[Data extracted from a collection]
━━━━━━━━━━━━━━━━

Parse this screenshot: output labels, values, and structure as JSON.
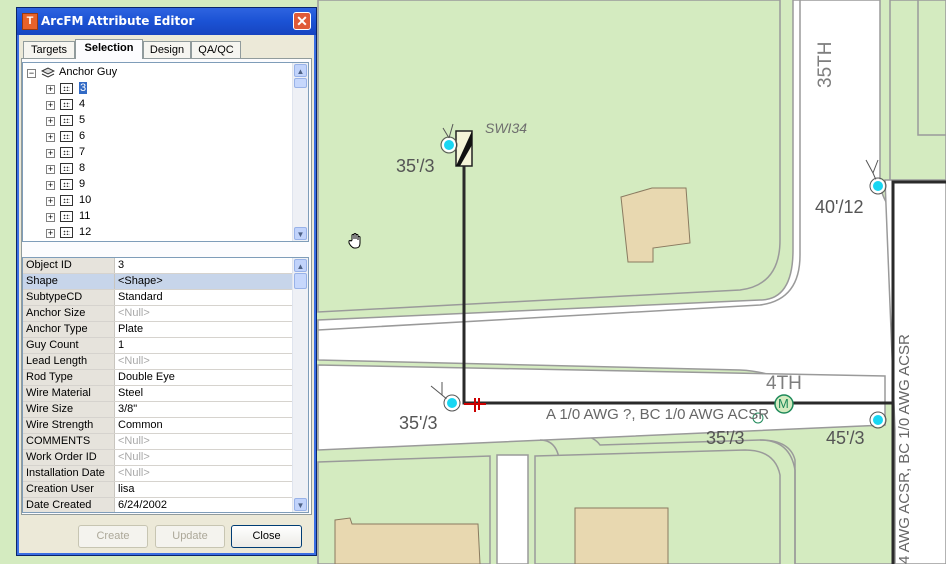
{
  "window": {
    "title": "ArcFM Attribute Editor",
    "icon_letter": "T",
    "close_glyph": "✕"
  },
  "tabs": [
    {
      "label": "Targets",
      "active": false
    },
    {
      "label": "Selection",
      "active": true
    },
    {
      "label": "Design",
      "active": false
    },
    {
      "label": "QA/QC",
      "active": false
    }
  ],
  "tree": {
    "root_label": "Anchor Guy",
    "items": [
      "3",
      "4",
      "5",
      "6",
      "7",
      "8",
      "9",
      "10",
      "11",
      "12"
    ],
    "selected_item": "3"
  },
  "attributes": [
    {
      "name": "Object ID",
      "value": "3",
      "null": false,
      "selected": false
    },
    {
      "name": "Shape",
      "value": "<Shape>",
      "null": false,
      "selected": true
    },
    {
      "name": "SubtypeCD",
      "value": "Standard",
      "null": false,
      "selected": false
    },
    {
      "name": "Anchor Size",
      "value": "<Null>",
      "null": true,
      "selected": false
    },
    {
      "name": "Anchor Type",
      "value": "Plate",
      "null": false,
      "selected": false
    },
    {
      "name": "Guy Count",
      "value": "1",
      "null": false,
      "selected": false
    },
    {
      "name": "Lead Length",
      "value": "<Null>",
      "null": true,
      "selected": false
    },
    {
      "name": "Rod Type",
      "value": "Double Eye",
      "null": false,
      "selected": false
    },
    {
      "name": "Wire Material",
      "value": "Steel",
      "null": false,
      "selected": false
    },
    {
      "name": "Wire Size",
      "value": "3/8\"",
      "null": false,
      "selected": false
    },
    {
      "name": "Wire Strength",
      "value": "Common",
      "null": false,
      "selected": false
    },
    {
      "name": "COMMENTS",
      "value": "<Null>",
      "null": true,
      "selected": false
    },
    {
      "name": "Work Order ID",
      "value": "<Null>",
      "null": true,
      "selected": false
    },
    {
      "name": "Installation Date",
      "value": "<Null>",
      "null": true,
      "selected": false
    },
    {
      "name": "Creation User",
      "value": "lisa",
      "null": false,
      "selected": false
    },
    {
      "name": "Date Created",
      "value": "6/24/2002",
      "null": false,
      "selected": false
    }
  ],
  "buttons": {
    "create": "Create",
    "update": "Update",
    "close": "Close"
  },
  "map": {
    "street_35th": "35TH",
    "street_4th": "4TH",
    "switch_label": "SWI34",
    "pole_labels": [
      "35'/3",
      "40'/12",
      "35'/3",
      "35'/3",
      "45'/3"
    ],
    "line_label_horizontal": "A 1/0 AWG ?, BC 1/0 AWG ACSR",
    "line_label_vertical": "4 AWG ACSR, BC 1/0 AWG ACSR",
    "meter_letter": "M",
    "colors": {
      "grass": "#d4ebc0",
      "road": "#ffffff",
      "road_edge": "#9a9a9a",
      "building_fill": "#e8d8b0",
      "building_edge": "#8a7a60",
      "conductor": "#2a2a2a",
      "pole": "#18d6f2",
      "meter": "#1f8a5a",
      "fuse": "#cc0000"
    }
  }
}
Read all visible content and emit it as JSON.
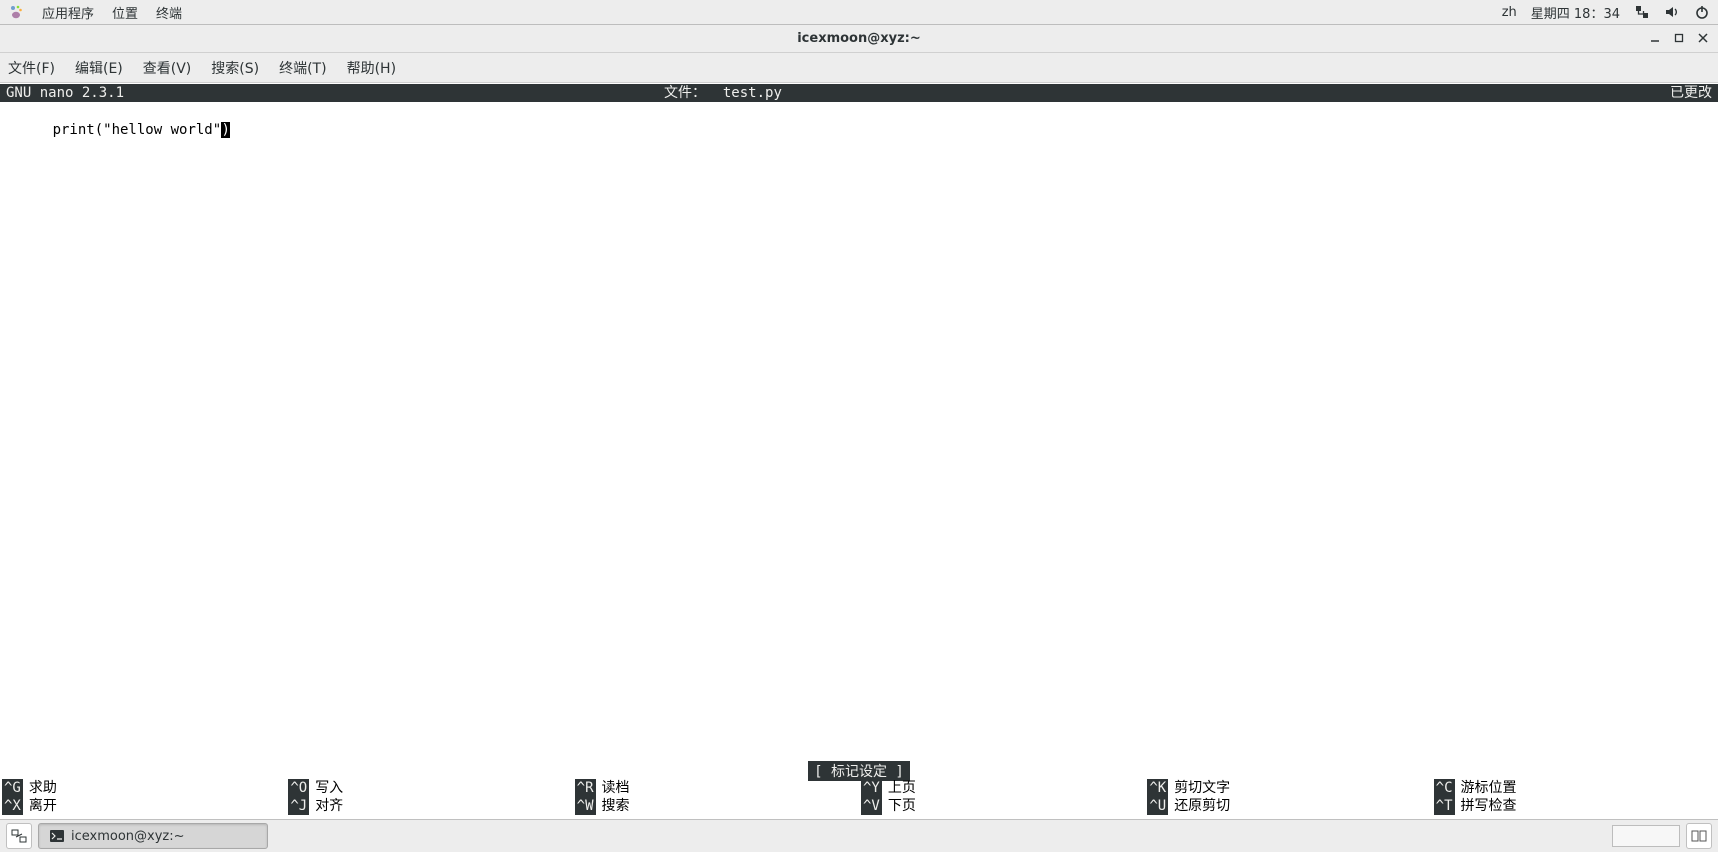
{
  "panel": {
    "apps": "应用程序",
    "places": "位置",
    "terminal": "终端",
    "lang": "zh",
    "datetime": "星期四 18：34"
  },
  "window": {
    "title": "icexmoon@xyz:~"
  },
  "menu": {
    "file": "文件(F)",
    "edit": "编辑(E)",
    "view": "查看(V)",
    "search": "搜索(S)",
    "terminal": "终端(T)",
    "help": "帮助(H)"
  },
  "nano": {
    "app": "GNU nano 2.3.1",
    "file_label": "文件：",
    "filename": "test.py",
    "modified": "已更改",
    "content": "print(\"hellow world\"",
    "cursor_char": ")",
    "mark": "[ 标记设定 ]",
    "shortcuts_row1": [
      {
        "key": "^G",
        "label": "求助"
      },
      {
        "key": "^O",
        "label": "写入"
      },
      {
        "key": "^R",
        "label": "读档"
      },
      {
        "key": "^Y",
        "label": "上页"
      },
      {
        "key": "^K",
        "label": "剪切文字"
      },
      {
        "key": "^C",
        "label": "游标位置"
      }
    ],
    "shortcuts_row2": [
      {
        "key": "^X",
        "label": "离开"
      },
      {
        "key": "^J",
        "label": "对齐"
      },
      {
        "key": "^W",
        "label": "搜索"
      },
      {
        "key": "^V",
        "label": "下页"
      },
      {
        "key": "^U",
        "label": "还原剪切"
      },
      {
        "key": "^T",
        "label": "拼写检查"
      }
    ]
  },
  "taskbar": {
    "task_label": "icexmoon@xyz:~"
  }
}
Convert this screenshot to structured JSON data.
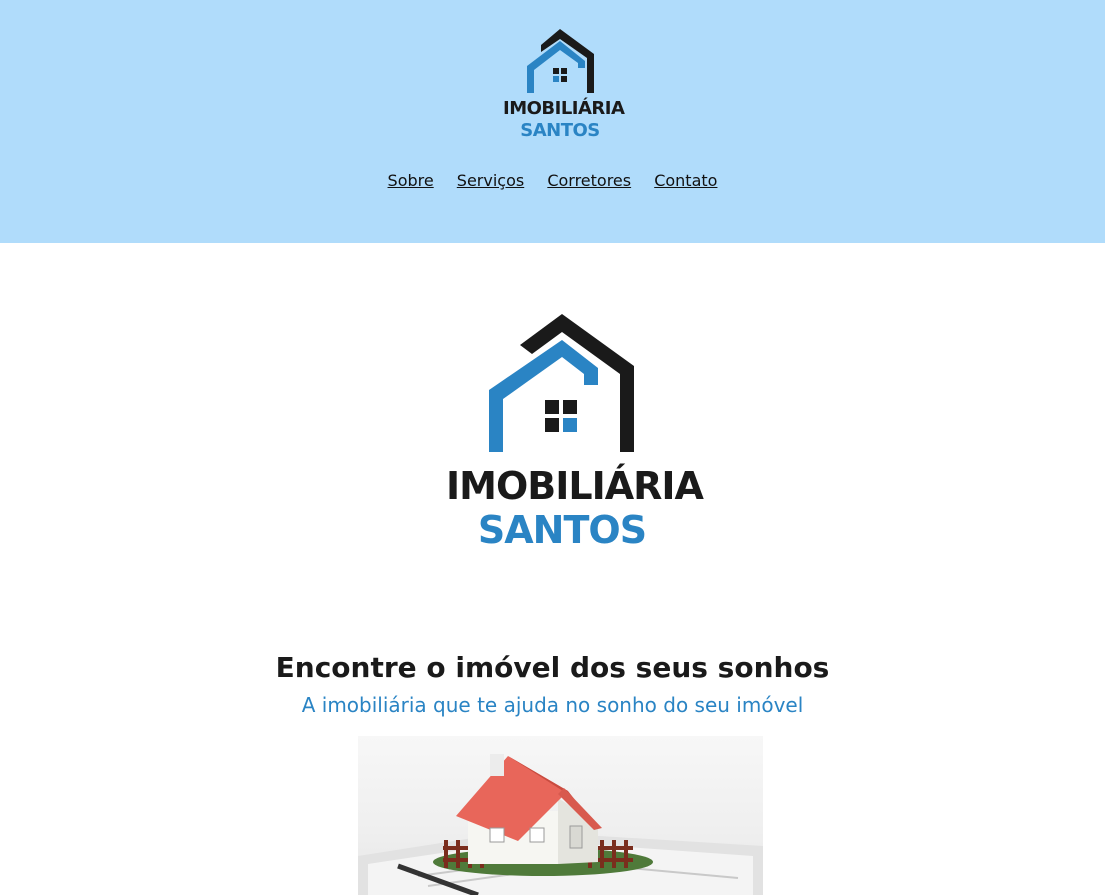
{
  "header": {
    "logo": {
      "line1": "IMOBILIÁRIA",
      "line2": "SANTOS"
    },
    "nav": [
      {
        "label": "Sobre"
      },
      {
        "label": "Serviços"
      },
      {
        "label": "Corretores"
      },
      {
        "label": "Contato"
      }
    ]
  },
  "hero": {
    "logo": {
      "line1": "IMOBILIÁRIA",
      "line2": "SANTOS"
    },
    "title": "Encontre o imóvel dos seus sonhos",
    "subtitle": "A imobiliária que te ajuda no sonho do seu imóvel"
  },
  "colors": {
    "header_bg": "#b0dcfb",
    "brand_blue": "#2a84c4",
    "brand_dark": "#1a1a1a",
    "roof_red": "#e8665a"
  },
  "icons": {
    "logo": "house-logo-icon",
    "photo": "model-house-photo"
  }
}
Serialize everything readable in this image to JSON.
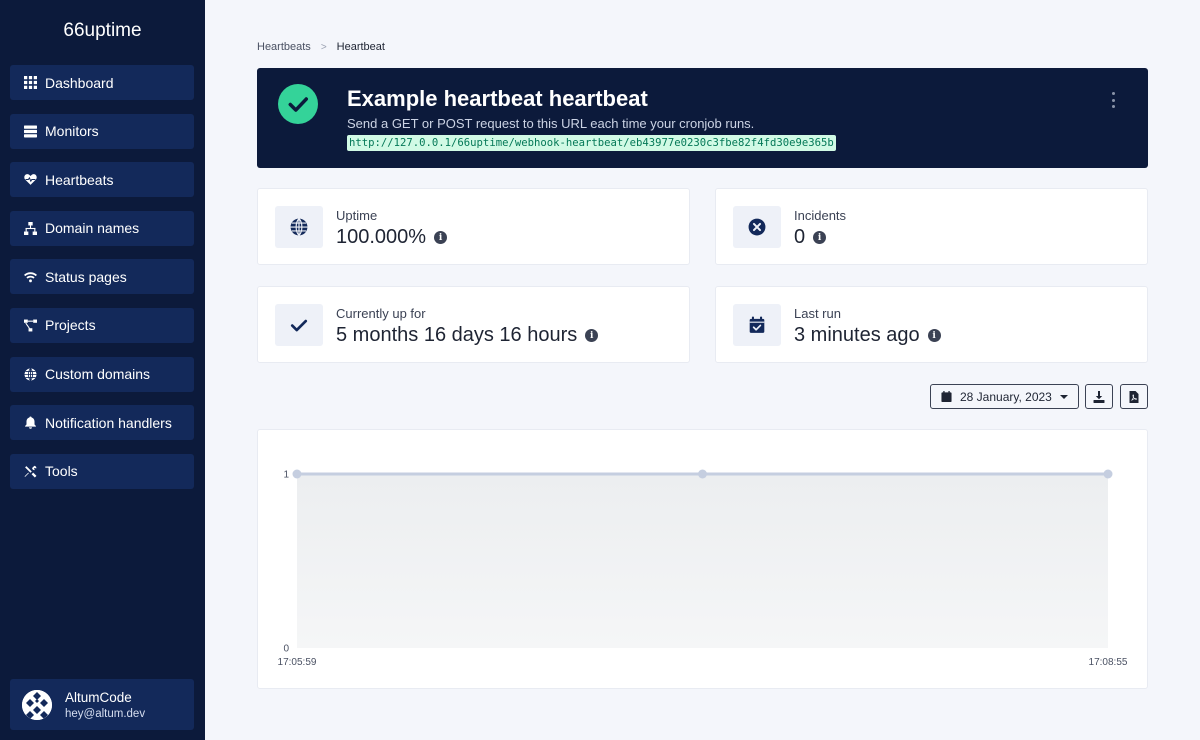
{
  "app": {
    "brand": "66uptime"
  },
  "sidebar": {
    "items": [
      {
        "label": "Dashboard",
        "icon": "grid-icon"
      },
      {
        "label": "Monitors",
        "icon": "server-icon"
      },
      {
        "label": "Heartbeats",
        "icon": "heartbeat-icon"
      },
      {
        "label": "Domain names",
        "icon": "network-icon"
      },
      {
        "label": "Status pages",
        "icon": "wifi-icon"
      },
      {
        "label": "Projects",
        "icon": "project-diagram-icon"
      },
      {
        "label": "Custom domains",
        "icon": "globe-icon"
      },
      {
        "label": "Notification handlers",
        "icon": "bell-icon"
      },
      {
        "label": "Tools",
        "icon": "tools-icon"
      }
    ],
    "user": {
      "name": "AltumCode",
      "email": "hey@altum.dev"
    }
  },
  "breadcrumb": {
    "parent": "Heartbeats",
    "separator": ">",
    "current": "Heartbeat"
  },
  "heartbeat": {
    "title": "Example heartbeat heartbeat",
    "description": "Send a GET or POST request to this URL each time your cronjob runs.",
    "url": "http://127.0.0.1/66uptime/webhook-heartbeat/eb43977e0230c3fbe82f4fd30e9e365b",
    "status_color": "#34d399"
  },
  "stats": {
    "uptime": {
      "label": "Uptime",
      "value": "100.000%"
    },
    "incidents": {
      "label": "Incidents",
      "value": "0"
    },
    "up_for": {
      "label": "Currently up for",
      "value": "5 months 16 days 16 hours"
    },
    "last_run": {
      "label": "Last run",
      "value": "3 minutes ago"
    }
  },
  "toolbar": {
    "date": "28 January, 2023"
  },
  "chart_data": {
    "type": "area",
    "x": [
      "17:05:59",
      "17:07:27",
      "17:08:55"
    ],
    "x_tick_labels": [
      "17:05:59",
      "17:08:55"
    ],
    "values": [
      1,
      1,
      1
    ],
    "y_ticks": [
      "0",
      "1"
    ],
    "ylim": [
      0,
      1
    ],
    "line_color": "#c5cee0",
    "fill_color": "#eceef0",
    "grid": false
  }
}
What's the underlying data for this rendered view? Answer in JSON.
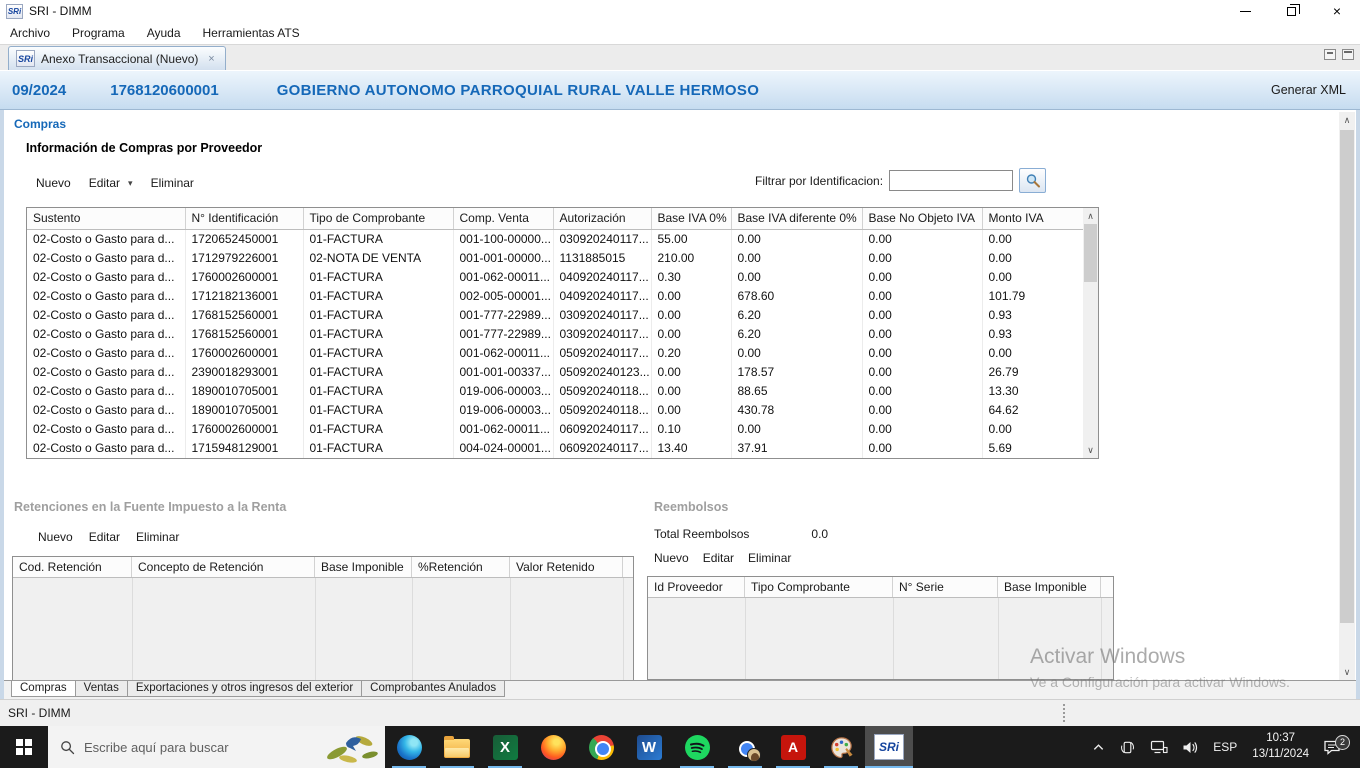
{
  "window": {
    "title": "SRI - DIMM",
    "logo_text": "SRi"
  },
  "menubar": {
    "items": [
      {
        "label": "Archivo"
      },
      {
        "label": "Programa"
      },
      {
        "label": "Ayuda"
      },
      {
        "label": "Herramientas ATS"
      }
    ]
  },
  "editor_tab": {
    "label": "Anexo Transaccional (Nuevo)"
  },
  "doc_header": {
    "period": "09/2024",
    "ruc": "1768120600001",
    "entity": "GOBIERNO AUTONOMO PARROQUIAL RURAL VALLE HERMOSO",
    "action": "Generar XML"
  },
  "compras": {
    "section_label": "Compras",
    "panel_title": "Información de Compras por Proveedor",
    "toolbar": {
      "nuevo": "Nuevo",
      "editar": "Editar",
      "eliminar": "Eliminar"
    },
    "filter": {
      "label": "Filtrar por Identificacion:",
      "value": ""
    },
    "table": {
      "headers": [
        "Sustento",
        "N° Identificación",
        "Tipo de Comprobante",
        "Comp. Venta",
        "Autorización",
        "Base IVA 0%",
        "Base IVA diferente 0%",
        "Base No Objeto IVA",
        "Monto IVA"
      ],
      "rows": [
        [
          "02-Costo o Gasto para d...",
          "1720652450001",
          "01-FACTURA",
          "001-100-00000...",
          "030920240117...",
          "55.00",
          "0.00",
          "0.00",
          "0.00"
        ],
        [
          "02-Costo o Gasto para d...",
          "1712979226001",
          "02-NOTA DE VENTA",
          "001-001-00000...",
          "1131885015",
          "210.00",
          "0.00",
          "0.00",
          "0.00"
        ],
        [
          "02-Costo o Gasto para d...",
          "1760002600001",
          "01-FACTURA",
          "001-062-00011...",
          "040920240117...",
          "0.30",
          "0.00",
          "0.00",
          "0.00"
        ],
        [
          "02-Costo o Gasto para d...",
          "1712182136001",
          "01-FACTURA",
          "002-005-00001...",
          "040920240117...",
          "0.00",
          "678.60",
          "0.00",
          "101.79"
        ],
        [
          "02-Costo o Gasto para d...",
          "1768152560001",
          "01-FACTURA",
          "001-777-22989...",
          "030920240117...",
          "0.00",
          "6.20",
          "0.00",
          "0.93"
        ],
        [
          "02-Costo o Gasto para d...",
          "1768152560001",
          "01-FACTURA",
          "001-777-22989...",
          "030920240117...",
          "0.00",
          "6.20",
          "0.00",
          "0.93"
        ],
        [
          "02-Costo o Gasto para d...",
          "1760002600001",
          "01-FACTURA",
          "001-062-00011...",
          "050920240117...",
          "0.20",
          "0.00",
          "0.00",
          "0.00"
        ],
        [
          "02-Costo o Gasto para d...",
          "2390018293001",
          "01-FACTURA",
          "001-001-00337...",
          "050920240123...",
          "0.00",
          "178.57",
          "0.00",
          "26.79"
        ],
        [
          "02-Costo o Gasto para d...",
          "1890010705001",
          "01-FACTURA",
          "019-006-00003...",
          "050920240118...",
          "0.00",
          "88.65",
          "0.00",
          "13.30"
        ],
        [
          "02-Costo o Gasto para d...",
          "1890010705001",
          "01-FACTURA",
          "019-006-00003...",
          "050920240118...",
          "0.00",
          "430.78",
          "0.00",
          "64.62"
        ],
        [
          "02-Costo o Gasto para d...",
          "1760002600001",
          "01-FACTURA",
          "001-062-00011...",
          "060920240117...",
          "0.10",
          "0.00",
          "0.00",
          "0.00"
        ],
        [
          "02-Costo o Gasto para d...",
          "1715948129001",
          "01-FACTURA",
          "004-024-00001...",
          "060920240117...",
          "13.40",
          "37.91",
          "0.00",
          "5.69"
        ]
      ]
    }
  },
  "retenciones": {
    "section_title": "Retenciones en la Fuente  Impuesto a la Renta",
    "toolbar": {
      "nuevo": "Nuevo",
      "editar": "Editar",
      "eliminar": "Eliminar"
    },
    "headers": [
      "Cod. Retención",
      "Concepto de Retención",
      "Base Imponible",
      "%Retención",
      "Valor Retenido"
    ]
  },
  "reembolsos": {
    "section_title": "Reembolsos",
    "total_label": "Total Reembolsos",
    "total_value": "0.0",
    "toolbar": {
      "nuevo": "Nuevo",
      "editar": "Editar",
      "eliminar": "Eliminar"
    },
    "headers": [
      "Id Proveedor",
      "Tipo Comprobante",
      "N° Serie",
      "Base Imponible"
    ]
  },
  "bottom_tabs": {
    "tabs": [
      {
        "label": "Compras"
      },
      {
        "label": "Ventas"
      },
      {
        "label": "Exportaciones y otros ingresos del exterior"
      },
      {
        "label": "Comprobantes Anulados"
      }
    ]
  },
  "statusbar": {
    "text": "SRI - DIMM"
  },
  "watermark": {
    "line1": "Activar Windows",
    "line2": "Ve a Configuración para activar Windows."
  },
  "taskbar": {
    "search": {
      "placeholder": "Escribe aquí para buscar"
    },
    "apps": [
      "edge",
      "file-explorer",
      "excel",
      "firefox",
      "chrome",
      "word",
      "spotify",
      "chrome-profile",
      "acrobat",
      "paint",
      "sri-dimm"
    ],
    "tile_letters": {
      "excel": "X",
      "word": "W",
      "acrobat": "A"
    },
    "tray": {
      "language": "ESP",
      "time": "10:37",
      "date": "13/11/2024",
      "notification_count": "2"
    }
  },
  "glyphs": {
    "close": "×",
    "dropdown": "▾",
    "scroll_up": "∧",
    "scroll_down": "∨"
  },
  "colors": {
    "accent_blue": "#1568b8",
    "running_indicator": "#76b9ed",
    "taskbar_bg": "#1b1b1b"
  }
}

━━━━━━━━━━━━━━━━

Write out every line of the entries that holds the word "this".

Parse this screenshot: output labels, values, and structure as JSON.
Convert this screenshot to structured JSON data.
Serialize everything readable in this image to JSON.
    "description": "Send a GET or POST request to this URL each time your cronjob runs.",
What's the underlying data for this rendered view? Answer in JSON.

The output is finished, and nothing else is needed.